    #50802 - 07/14/09 04:03 AM Re: The Ultimate Book Thread? [Re: BKD]
    chris1234 Offline

    Registered: 06/27/08
    Posts: 1897
    Nonfiction book, easy read, big ideas, great for boys??
    (and girls!)

    My DS loved loved loved this one:

    'Now and Ben
    The Modern Inventions of Benjamin Franklin'

    A colorful picture book of the various inventions which Benjamin Franklin came up with or improved on. Brief but insightful discussion of why his inventions have been so long-staying in usefulness. This was perfect for our ds, as he is a bit of a global thinker/inventor type himself.
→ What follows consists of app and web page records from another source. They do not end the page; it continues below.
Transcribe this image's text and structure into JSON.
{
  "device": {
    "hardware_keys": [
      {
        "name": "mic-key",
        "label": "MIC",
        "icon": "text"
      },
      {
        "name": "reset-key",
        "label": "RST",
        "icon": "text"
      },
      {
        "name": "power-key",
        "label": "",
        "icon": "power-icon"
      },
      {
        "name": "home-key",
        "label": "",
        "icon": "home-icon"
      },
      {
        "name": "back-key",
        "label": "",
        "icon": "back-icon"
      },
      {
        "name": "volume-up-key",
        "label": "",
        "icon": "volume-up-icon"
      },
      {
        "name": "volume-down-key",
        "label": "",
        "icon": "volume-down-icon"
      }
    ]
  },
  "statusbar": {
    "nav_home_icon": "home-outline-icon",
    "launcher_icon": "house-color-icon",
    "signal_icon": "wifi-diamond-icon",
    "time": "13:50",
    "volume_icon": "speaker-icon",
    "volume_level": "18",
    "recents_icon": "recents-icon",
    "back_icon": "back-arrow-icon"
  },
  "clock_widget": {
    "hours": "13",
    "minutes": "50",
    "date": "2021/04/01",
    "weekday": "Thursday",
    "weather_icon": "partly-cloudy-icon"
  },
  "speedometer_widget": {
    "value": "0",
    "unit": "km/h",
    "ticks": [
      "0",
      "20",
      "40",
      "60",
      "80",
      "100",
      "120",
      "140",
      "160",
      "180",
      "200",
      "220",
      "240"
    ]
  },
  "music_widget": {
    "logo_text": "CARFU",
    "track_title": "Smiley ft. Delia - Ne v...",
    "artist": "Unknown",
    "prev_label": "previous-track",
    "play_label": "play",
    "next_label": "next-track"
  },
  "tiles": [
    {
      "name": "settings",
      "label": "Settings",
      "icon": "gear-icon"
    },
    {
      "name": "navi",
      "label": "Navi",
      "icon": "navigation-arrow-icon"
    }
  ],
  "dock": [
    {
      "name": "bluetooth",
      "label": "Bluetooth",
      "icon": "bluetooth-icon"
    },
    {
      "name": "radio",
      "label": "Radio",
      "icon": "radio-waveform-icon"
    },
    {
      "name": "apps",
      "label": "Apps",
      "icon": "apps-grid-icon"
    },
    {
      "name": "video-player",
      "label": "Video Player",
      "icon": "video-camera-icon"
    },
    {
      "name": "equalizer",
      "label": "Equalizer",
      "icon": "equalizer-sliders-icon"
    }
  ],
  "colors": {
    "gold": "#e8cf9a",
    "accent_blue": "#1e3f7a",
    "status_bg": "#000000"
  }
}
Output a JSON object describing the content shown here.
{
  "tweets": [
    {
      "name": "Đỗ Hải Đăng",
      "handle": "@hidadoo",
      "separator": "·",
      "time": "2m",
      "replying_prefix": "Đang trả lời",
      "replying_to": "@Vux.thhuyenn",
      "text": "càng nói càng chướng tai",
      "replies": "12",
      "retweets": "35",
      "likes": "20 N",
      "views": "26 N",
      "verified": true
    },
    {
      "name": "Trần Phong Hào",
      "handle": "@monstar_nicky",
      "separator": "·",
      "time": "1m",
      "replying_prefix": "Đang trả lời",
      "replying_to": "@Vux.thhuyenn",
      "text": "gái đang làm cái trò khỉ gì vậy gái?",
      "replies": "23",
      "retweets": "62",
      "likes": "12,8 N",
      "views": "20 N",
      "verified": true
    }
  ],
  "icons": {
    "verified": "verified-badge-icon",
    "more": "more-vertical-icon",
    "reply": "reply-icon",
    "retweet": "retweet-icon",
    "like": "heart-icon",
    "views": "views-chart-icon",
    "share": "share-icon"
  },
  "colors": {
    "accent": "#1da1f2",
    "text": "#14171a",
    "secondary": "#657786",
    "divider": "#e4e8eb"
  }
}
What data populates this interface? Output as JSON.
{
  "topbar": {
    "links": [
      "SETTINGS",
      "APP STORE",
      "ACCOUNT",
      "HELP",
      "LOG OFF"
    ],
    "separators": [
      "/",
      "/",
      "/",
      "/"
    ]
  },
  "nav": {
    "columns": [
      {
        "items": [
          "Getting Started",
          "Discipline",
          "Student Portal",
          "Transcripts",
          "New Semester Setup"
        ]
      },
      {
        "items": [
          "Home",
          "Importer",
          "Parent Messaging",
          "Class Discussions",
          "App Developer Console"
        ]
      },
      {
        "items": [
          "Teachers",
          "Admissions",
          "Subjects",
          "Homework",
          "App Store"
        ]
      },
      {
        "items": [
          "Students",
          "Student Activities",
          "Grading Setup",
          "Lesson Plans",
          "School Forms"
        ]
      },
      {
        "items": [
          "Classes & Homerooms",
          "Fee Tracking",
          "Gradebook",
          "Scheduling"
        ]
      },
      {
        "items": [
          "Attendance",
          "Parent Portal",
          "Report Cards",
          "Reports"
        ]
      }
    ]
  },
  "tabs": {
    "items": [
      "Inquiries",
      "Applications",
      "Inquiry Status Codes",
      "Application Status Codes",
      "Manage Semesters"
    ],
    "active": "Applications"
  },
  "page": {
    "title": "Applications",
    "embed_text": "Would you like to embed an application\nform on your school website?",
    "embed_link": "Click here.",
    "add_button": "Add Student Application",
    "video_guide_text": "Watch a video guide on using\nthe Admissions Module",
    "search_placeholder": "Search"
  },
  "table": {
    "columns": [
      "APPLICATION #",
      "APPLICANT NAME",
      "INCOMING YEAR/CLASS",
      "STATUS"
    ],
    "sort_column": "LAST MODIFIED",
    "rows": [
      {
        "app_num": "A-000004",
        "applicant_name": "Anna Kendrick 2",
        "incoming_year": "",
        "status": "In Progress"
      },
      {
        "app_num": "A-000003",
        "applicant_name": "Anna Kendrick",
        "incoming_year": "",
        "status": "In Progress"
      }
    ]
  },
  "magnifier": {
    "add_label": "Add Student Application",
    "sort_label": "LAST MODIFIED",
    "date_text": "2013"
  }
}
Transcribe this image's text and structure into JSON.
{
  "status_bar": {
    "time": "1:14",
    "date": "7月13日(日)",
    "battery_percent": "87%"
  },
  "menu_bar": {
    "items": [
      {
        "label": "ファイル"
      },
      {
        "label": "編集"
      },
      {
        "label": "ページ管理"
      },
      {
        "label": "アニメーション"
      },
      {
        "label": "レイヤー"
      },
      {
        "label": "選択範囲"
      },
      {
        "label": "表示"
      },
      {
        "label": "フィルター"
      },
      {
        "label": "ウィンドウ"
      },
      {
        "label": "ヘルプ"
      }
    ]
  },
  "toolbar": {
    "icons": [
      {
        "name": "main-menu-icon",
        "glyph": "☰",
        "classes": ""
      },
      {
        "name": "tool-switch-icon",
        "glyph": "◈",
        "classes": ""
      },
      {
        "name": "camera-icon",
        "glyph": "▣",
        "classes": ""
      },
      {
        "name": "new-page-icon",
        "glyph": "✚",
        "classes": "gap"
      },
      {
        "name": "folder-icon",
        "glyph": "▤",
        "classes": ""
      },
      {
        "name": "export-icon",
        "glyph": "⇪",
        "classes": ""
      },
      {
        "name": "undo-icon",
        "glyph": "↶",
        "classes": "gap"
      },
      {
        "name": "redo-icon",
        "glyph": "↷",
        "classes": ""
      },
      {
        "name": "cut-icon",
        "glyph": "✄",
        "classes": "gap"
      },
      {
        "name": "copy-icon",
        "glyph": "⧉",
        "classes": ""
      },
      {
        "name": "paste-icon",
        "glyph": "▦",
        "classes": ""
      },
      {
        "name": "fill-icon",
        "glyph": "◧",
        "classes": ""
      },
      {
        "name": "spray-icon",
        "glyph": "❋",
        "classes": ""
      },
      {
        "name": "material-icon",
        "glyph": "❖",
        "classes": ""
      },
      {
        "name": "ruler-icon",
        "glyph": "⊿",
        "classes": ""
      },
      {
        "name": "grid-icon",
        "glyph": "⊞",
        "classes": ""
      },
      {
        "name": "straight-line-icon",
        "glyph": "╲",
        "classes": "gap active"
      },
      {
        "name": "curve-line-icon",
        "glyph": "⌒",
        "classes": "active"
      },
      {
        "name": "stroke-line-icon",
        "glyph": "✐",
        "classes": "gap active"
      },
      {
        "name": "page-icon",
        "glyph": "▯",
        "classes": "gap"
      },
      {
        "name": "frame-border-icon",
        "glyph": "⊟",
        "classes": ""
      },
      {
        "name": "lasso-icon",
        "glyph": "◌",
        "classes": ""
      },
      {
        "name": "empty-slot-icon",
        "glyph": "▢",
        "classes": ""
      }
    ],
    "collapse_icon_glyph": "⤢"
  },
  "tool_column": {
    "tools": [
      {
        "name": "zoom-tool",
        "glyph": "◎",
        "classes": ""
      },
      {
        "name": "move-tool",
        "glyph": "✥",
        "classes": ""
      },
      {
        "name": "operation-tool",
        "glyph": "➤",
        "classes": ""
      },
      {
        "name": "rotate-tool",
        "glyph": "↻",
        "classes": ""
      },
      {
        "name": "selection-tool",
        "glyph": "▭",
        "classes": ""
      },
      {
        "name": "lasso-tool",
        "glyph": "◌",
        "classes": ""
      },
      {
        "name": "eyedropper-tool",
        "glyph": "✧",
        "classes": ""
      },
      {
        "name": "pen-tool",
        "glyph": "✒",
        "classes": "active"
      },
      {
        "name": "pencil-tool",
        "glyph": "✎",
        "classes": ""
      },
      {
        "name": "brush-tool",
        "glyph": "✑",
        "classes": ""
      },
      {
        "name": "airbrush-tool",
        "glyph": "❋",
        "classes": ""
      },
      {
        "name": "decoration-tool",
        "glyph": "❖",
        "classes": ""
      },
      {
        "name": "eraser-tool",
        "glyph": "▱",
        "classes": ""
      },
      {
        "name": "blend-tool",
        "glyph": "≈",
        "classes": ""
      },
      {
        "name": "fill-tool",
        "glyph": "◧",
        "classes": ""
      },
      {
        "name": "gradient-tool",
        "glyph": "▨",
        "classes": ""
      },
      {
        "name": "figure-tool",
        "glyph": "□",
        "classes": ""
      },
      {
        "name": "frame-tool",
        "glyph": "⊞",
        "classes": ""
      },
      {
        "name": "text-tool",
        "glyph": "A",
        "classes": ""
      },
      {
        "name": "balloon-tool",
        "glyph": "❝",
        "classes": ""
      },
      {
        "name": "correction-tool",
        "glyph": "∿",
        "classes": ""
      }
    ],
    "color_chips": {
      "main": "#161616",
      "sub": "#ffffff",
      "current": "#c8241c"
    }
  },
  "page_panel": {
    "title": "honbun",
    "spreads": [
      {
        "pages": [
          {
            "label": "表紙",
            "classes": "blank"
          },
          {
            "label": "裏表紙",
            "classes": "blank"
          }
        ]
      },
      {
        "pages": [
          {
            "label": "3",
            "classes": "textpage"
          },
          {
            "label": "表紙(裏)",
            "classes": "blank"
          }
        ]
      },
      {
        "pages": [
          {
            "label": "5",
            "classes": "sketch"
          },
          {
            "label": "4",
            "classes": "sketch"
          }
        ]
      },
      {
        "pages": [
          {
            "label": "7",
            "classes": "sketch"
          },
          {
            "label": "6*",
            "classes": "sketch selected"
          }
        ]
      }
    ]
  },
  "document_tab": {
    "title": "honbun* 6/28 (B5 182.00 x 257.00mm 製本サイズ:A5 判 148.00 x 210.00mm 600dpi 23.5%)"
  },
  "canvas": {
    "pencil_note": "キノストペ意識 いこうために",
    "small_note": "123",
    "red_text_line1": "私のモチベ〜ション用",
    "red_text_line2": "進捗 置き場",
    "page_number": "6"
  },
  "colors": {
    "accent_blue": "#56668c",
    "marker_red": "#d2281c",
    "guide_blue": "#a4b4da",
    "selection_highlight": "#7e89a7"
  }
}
It shows the side of Benjamin Franklin you don't often see in the history books: a playful boy, a lover of books and of course, wicked smart! smile
    Illustrations are detailed, with lots of little 'oh, look!' moments.

    Page 1 of 22 1 2 3 ... 21 22 >

    Moderator:  M-Moderator 
    Recent Posts
    Gifted Adults - applying genius to many endeavors
    by indigo
    Yesterday at 01:21 PM
    Patents and Trademarks and Rights, oh my...!
    by indigo
    11/30/23 01:40 AM
    Examining the value of published research, trends
    by indigo
    11/29/23 04:23 PM
    Quotations that resonate with gifted people
    by indigo
    11/29/23 02:45 PM
    Book: Different Kinds of Minds, Grandin, Nov 2023
    by indigo
    11/28/23 08:48 PM